- Required action: In the entries below, count every line that has the string "this", and answer with that count alone.

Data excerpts
--------
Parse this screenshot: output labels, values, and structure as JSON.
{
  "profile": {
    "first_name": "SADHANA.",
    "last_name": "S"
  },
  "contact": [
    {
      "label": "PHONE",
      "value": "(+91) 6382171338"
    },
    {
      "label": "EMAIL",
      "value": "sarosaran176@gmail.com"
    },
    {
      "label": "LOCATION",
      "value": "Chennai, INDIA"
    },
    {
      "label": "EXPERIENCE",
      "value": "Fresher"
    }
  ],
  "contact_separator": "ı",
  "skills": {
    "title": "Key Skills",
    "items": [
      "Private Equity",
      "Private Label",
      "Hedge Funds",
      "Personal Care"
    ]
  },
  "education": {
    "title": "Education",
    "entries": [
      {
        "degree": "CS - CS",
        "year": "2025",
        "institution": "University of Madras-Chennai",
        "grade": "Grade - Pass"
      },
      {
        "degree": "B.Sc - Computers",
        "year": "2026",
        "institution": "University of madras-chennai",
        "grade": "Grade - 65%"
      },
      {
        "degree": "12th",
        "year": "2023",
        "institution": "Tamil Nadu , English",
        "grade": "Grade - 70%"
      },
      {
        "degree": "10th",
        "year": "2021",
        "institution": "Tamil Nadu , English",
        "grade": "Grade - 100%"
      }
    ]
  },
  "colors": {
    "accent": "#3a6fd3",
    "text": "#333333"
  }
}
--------
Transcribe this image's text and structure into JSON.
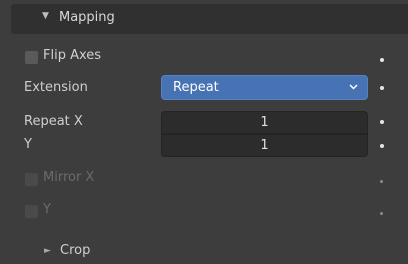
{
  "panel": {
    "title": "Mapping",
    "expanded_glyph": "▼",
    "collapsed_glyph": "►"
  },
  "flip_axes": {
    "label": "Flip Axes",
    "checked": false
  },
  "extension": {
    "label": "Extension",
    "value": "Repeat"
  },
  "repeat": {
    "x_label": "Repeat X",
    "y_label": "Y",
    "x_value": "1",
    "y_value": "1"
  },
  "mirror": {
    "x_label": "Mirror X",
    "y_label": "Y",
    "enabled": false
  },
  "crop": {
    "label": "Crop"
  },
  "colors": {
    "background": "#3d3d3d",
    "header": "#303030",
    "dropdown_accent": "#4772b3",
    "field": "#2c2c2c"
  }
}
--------
- Response box: 2